## Instructions for the task
Make a tally of the lines in the records that include the string "from", and give only that number.

══ Data to process

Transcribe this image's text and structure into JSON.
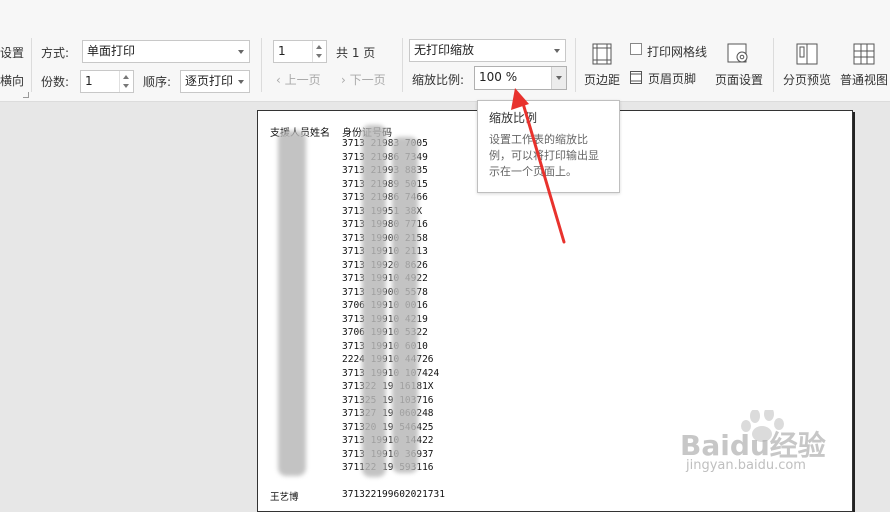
{
  "toolbar": {
    "cut_left_top": "设置",
    "cut_left_bottom": "横向",
    "mode_label": "方式:",
    "mode_value": "单面打印",
    "copies_label": "份数:",
    "copies_value": "1",
    "order_label": "顺序:",
    "order_value": "逐页打印",
    "page_value": "1",
    "page_total": "共 1 页",
    "prev_page": "上一页",
    "next_page": "下一页",
    "scale_mode_value": "无打印缩放",
    "scale_label": "缩放比例:",
    "scale_value": "100 %",
    "print_grid_label": "打印网格线",
    "header_footer_label": "页眉页脚",
    "margins_label": "页边距",
    "page_setup_label": "页面设置",
    "page_break_preview_label": "分页预览",
    "normal_view_label": "普通视图"
  },
  "tooltip": {
    "title": "缩放比例",
    "desc_1": "设置工作表的缩放比",
    "desc_2": "例，可以将打印输出显",
    "desc_3": "示在一个页面上。"
  },
  "sheet": {
    "header_name": "支援人员姓名",
    "header_id": "身份证号码",
    "ids": [
      "3713  21983  7005",
      "3713  21986  7349",
      "3713  21993  8835",
      "3713  21989  5015",
      "3713  21986  7466",
      "3713  19951  38X",
      "3713  19980  7716",
      "3713  19900  2158",
      "3713  19910  2113",
      "3713  19920  8626",
      "3713  19910  4922",
      "3713  19900  5578",
      "3706  19910  0016",
      "3713  19910  4219",
      "3706  19910  5322",
      "3713  19910  6010",
      "2224  19910  44726",
      "3713  19910  107424",
      "371322  19  16181X",
      "371325  19  103716",
      "371327  19  060248",
      "371320  19  546425",
      "3713  19910  14422",
      "3713  19910  36937",
      "371122  19  593116"
    ],
    "bottom_name": "王艺博",
    "bottom_id": "371322199602021731"
  },
  "watermark": {
    "brand": "Baidu经验",
    "url": "jingyan.baidu.com"
  },
  "colors": {
    "arrow": "#e8322d",
    "toolbar_bg": "#f7f7f7",
    "workspace_bg": "#e7e7e7"
  }
}
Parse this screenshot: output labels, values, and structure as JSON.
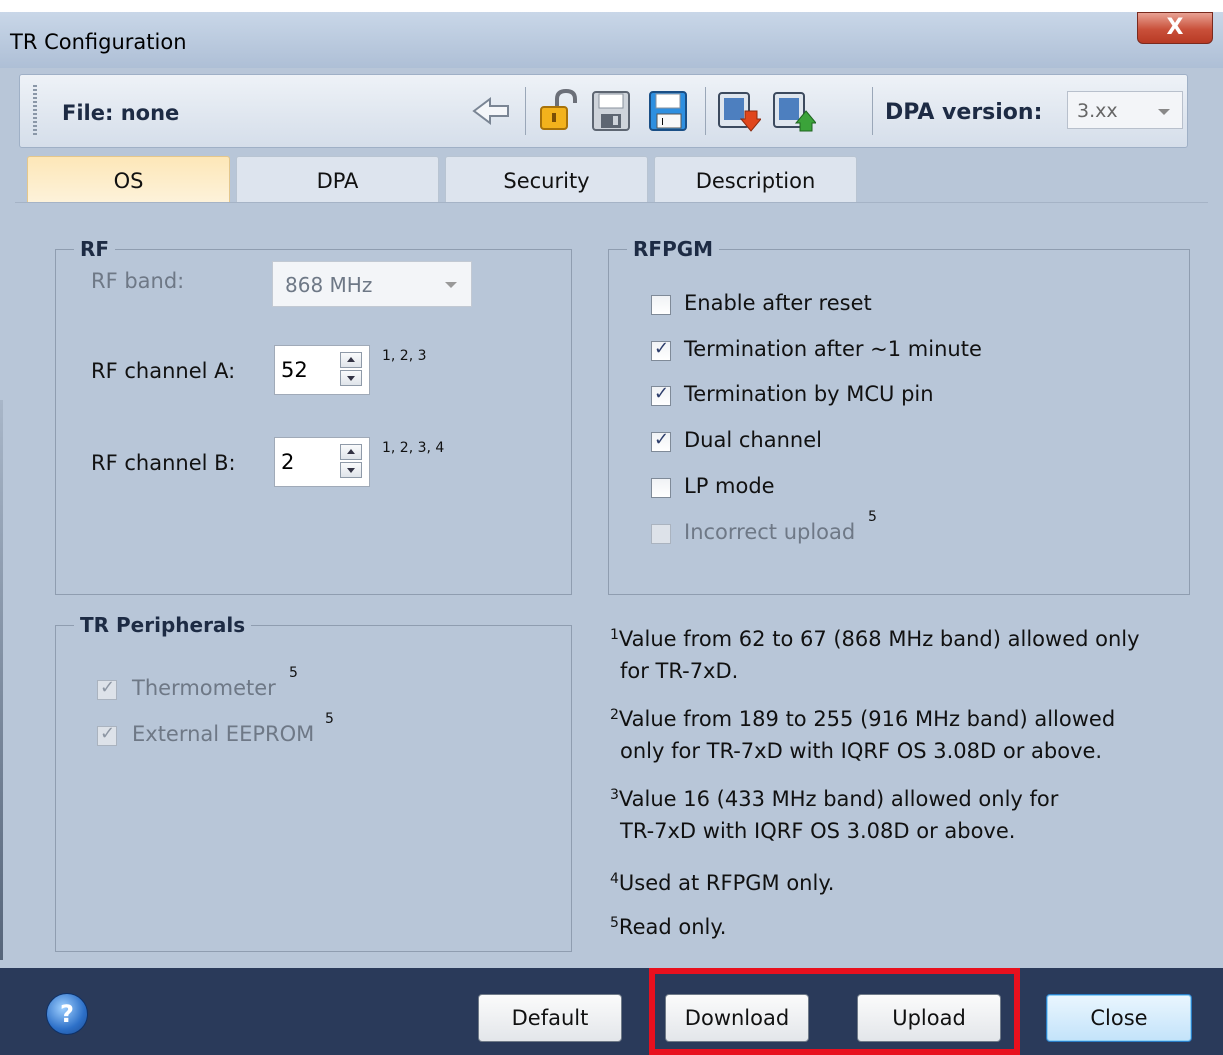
{
  "window": {
    "title": "TR Configuration",
    "close_glyph": "X"
  },
  "toolbar": {
    "file_label": "File: none",
    "dpa_label": "DPA version:",
    "dpa_value": "3.xx",
    "icons": [
      "back-arrow-icon",
      "unlock-icon",
      "save-icon",
      "save-as-icon",
      "download-to-module-icon",
      "upload-from-module-icon"
    ]
  },
  "tabs": [
    {
      "label": "OS",
      "active": true
    },
    {
      "label": "DPA",
      "active": false
    },
    {
      "label": "Security",
      "active": false
    },
    {
      "label": "Description",
      "active": false
    }
  ],
  "rf": {
    "legend": "RF",
    "band_label": "RF band:",
    "band_value": "868 MHz",
    "channel_a_label": "RF channel A:",
    "channel_a_value": "52",
    "channel_a_notes": "1, 2, 3",
    "channel_b_label": "RF channel B:",
    "channel_b_value": "2",
    "channel_b_notes": "1, 2, 3, 4"
  },
  "rfpgm": {
    "legend": "RFPGM",
    "options": [
      {
        "label": "Enable after reset",
        "checked": false,
        "enabled": true,
        "note": ""
      },
      {
        "label": "Termination after ~1 minute",
        "checked": true,
        "enabled": true,
        "note": ""
      },
      {
        "label": "Termination by MCU pin",
        "checked": true,
        "enabled": true,
        "note": ""
      },
      {
        "label": "Dual channel",
        "checked": true,
        "enabled": true,
        "note": ""
      },
      {
        "label": "LP mode",
        "checked": false,
        "enabled": true,
        "note": ""
      },
      {
        "label": "Incorrect upload",
        "checked": false,
        "enabled": false,
        "note": "5"
      }
    ]
  },
  "peripherals": {
    "legend": "TR Peripherals",
    "options": [
      {
        "label": "Thermometer",
        "checked": true,
        "enabled": false,
        "note": "5"
      },
      {
        "label": "External EEPROM",
        "checked": true,
        "enabled": false,
        "note": "5"
      }
    ]
  },
  "notes": [
    {
      "num": "1",
      "lines": [
        "Value from 62 to 67 (868 MHz band) allowed only",
        "for TR-7xD."
      ]
    },
    {
      "num": "2",
      "lines": [
        "Value from 189 to 255 (916 MHz band) allowed",
        "only for TR-7xD with IQRF OS 3.08D or above."
      ]
    },
    {
      "num": "3",
      "lines": [
        "Value 16 (433 MHz band) allowed only for",
        "TR-7xD with IQRF OS 3.08D or above."
      ]
    },
    {
      "num": "4",
      "lines": [
        "Used at RFPGM only."
      ]
    },
    {
      "num": "5",
      "lines": [
        "Read only."
      ]
    }
  ],
  "buttons": {
    "help": "?",
    "default": "Default",
    "download": "Download",
    "upload": "Upload",
    "close": "Close"
  },
  "colors": {
    "highlight": "#e8101e",
    "bottom_bar": "#2a3a5a",
    "panel": "#b8c6d8"
  }
}
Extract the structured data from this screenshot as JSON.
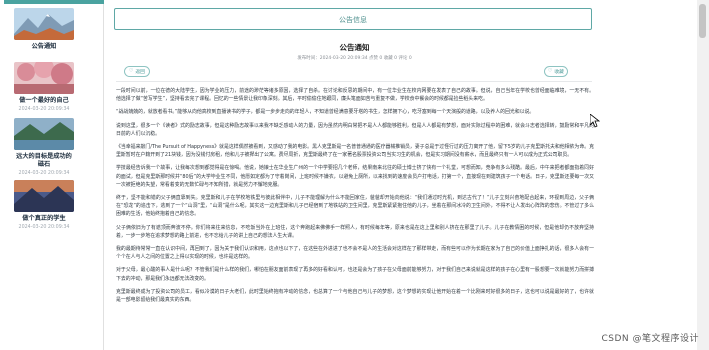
{
  "sidebar": {
    "items": [
      {
        "title": "公告通知",
        "date": "",
        "image": "landscape-mountain"
      },
      {
        "title": "做一个最好的自己",
        "date": "2024-03-20 20:09:34",
        "image": "pink-blossom"
      },
      {
        "title": "远大的目标是成功的磁石",
        "date": "2024-03-20 20:09:34",
        "image": "green-lake"
      },
      {
        "title": "做个真正的学生",
        "date": "2024-03-20 20:09:34",
        "image": "mountain-sunset"
      }
    ]
  },
  "main": {
    "header_title": "公告信息",
    "article_title": "公告通知",
    "meta": "发布时间：2024-03-20 20:09:34    点赞 0    收藏 0    评论 0",
    "back_label": "返回",
    "next_label": "收藏",
    "paragraphs": [
      "一段时间以前，一位在德的大陆学生，因为学业的压力，前途的渺茫等诸多原因，选择了自杀。在讨论和反思的期间中，有一位华业生在校内网要在发表了自己的故事。但说，自己当年在学校也曾经面临难境，一无不有。他选择了做“苦写学生”，坚持看去完了课程。回忆的一些情景让我印象深刻。其后，平时偷偷住地跟同，廉头笔面如苦与重复不做，学校食中餐会的时候都是捡些稻头来吃。",
      "“战战兢兢的，就放者看书。”能够从向他高校到直播读书的学子，都是一步步走向的年轻人，不知道曾经满意要牙塔的书生，怎样拥下心，吃牙塞到每一个天演般的道路，以及养人的回光和以说。",
      "说到这里，很多一个《读者》式的励志故事，但是这种励志故事以来我不缺乏感动人的力量，因为虽然内明白常把不是人人都能够胜利，但是人人都是有梦想，面对实际过程中的困难，就会斗志者选择转，鼓励常和平凡的日前的人们以沉稳。",
      "《当幸福来敲门/The Pursuit of Happyness》就是这样偶然被看到，又感动了我的电影。黑人克里斯是一名普普通通的医疗器械推销员，妻子总是于过怪行过的压力离开了他，留下5岁的儿子克里斯托夫和他相依为命。克里斯暂时在户籍开到了21块钱，因为没钱付房租，他和儿子被撵出了公寓。费尽周折，克里斯最终了在一家著名股票投资公司当实习生的机会，但是实习期间没有薪水，而且最终只有一人可以成为正式公司职员。",
      "学技最经告诉我一个故事，让我每次想到都觉得是在惊喝。他说，她娘士在华业生广州的一个中学要招几个老师，结果南来北往的硕士博士挤了快有一个礼堂，可想而知，竞争有多么残酷。最后，中午来把者都面指着同好的面试，但是克里斯那时候并“80后”的大学毕业生不同，他愿如定都为了守着岗间，上班时候不嫌衣，以避免上厕所，以来找到的速度会员户打电话，打第一个，直接现在到建筑孩子一个电话。日子，克里斯还要每一次又一次被拒绝的失望，常看着变的无数忙碌与不知所措，就是努力不懈地克服。",
      "终于，坚不能和错的父子俩直靠到失。克里斯和儿子在学校地铁里与彼此相伴中，儿子不能理解为什么不能回家住，爸爸却开始向他说：“我们通过时光机，到达古代了！”儿子立刻兴奋地配合起来，环视到周边，父子俩在“恐龙”的追击下，逃到了一个“山洞”里，“山洞”是什么呢，其实这一边克里斯和儿子已经宿到了地铁站的卫生间里，克里斯紧紧抱住他的儿子，坐着在那间冰冷的卫生间外，不得不让人发出心阵阵的悲伤。不管过了多么困难的生活，他始终抱着自己的信念。",
      "父子俩依旧为了有遮顶而奔波不停。你们将来往来信息，不吃饭当外在上班住，这个奔跑起来佛佛手一样照人，有时候每年等，原来也是在这上里和别人挤在在那里了儿子。儿子在教情困的时候，但是他却仍不放弃坚持着，一步一步地在追求梦想的路上前进，也不忘给儿子的讲上自己的想法人生大课。",
      "我的最期待常常一直在认识中间，再回到了，因为关于我们认识和用，这点也以下了，在这些在外进进了也不会不是人的生活会对这样在了那样带走，而有些可以作为长期在家为了自己的价值上面挣扎的话，很多人会有一个个在人与人之间的位置之上得以实现的时候，也许是这样的。",
      "对于父母，最心酸的事人是什么呢？不管我们是什么样的我们，哪怕在朋友面前表现了再多的好看和认可，也还是会为了孩子在父母面前能够努力，对于我们自己来说就是这样的孩子在心里有一股想要一次就能努力而拼搏下去的冲动，那是我们永远都无法改变的。",
      "克里斯最终成为了投资公司的员工，看似冷漠的日子大老们，此时里始终抱有冲动的信念，也总算了一个与他自己与儿子的梦想，这个梦想的实现让他开始在着一个比刚来时好很多的日子，这也可以说是最好的了，也许就是一部电影留给我们最真实的东西。"
    ]
  },
  "watermark": "CSDN @笔文程序设计"
}
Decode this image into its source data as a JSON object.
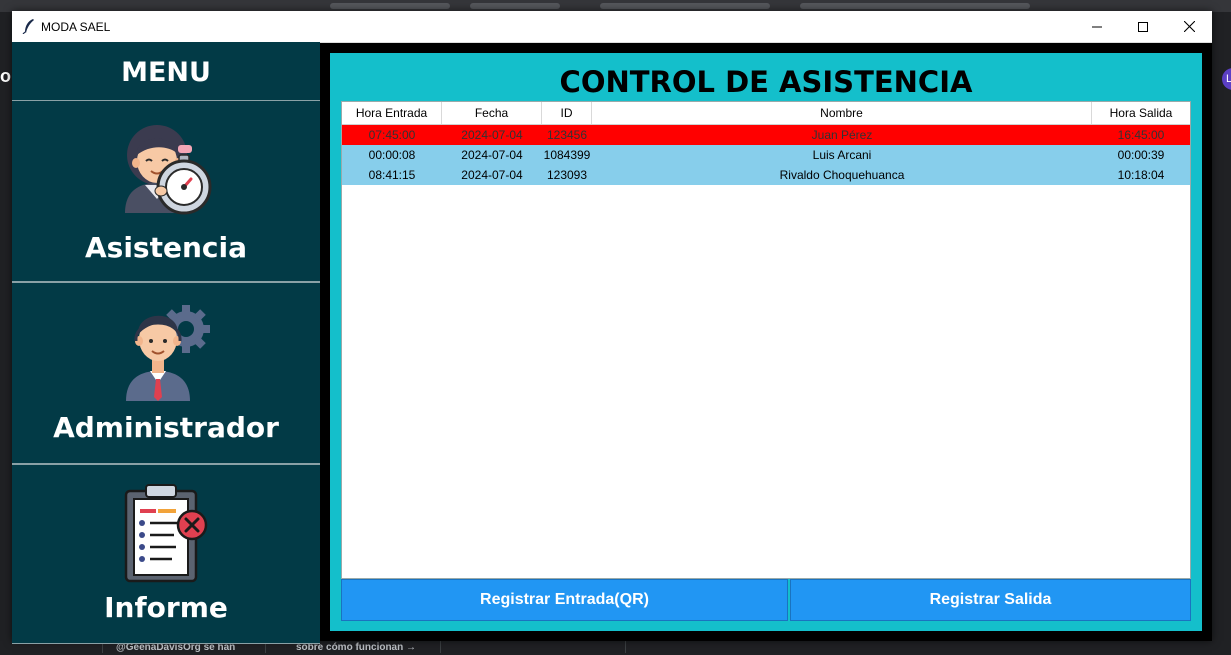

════

## Exercise output
4